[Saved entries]
────────────────────
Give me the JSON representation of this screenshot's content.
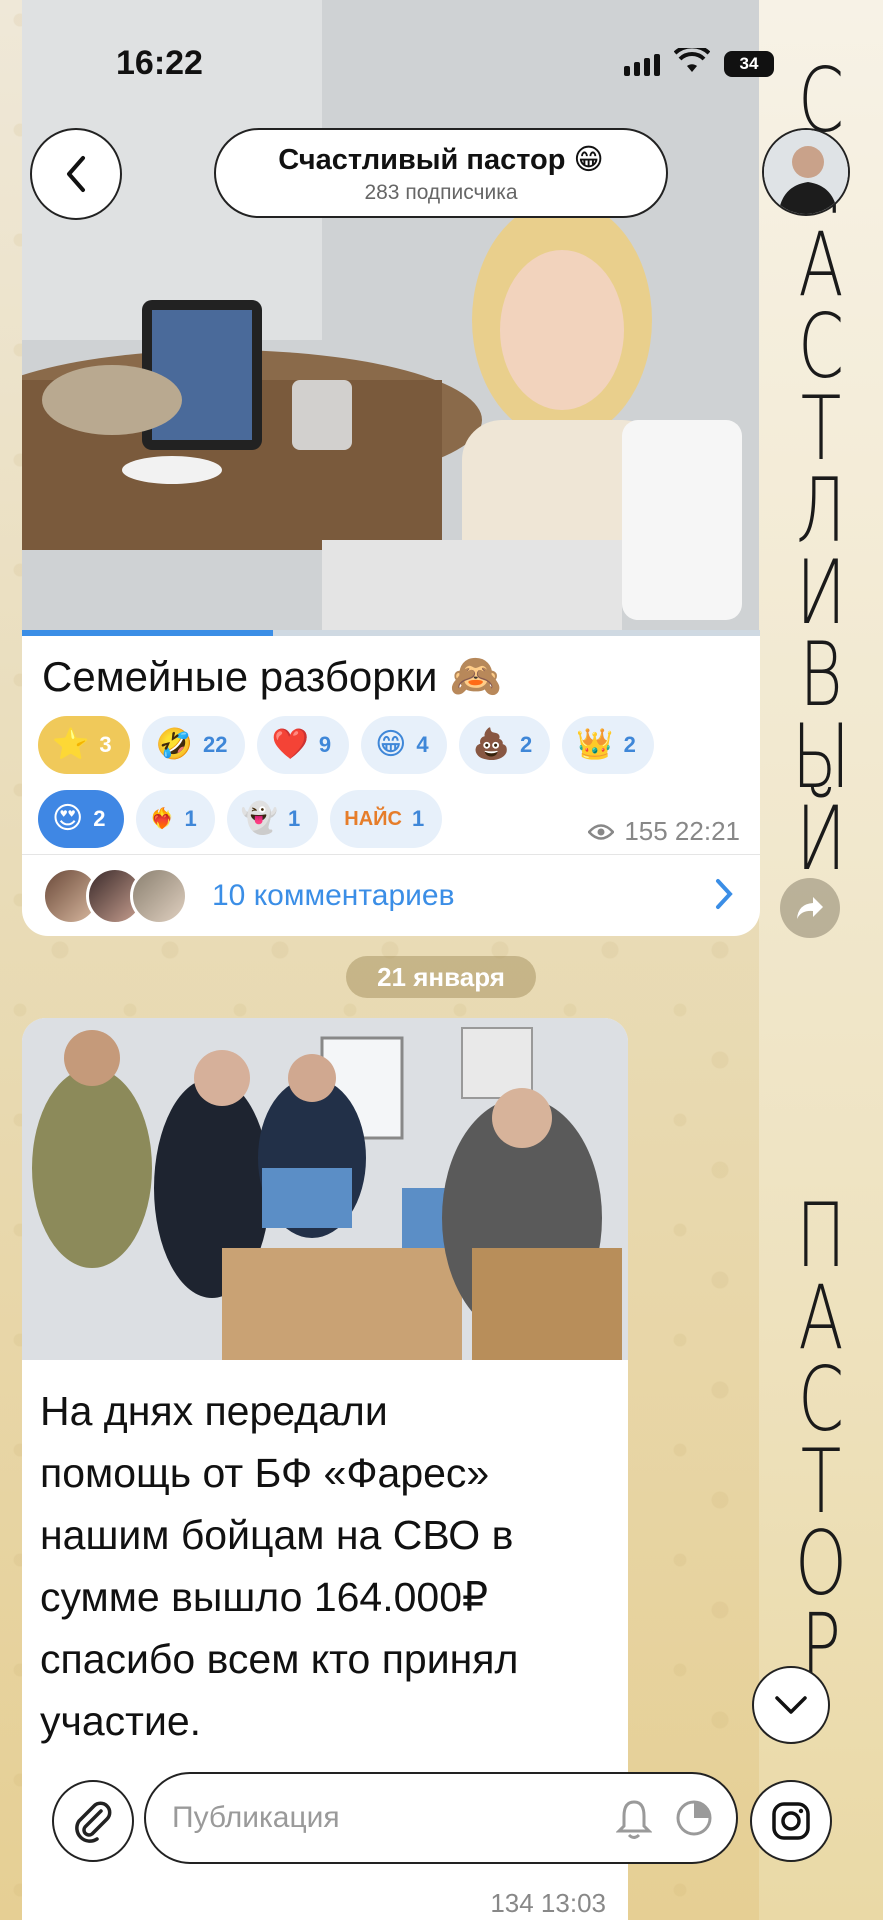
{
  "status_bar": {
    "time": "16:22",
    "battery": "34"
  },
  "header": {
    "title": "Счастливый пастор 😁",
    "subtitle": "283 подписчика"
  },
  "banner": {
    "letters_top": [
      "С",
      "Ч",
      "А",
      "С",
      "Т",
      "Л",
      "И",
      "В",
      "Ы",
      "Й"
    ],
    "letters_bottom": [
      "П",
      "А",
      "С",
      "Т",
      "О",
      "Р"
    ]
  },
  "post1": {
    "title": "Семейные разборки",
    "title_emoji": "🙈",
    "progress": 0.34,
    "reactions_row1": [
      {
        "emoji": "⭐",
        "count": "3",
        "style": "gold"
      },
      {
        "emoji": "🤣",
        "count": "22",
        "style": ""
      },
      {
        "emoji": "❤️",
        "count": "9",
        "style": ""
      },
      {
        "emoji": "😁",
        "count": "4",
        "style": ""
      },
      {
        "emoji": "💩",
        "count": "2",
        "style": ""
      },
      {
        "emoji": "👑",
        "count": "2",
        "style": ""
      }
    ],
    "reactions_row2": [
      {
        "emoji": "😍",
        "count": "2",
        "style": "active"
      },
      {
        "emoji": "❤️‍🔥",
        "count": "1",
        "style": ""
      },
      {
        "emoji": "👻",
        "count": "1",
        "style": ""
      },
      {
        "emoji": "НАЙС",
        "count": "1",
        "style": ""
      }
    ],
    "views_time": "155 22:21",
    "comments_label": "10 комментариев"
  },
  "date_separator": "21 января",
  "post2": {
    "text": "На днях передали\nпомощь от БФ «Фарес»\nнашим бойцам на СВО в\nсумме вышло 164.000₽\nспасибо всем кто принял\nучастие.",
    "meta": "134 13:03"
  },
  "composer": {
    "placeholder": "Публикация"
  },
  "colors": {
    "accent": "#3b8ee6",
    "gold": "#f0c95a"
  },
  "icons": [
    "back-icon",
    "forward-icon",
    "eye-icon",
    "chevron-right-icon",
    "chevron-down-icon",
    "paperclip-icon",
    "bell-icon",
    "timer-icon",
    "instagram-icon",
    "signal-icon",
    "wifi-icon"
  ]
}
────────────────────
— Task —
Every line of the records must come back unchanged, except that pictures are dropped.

— Written answer —
Give me the JSON representation of this screenshot's content.
{
  "status_bar": {
    "time": "16:22",
    "battery": "34"
  },
  "header": {
    "title": "Счастливый пастор 😁",
    "subtitle": "283 подписчика"
  },
  "banner": {
    "letters_top": [
      "С",
      "Ч",
      "А",
      "С",
      "Т",
      "Л",
      "И",
      "В",
      "Ы",
      "Й"
    ],
    "letters_bottom": [
      "П",
      "А",
      "С",
      "Т",
      "О",
      "Р"
    ]
  },
  "post1": {
    "title": "Семейные разборки",
    "title_emoji": "🙈",
    "progress": 0.34,
    "reactions_row1": [
      {
        "emoji": "⭐",
        "count": "3",
        "style": "gold"
      },
      {
        "emoji": "🤣",
        "count": "22",
        "style": ""
      },
      {
        "emoji": "❤️",
        "count": "9",
        "style": ""
      },
      {
        "emoji": "😁",
        "count": "4",
        "style": ""
      },
      {
        "emoji": "💩",
        "count": "2",
        "style": ""
      },
      {
        "emoji": "👑",
        "count": "2",
        "style": ""
      }
    ],
    "reactions_row2": [
      {
        "emoji": "😍",
        "count": "2",
        "style": "active"
      },
      {
        "emoji": "❤️‍🔥",
        "count": "1",
        "style": ""
      },
      {
        "emoji": "👻",
        "count": "1",
        "style": ""
      },
      {
        "emoji": "НАЙС",
        "count": "1",
        "style": ""
      }
    ],
    "views_time": "155 22:21",
    "comments_label": "10 комментариев"
  },
  "date_separator": "21 января",
  "post2": {
    "text": "На днях передали\nпомощь от БФ «Фарес»\nнашим бойцам на СВО в\nсумме вышло 164.000₽\nспасибо всем кто принял\nучастие.",
    "meta": "134 13:03"
  },
  "composer": {
    "placeholder": "Публикация"
  },
  "colors": {
    "accent": "#3b8ee6",
    "gold": "#f0c95a"
  },
  "icons": [
    "back-icon",
    "forward-icon",
    "eye-icon",
    "chevron-right-icon",
    "chevron-down-icon",
    "paperclip-icon",
    "bell-icon",
    "timer-icon",
    "instagram-icon",
    "signal-icon",
    "wifi-icon"
  ]
}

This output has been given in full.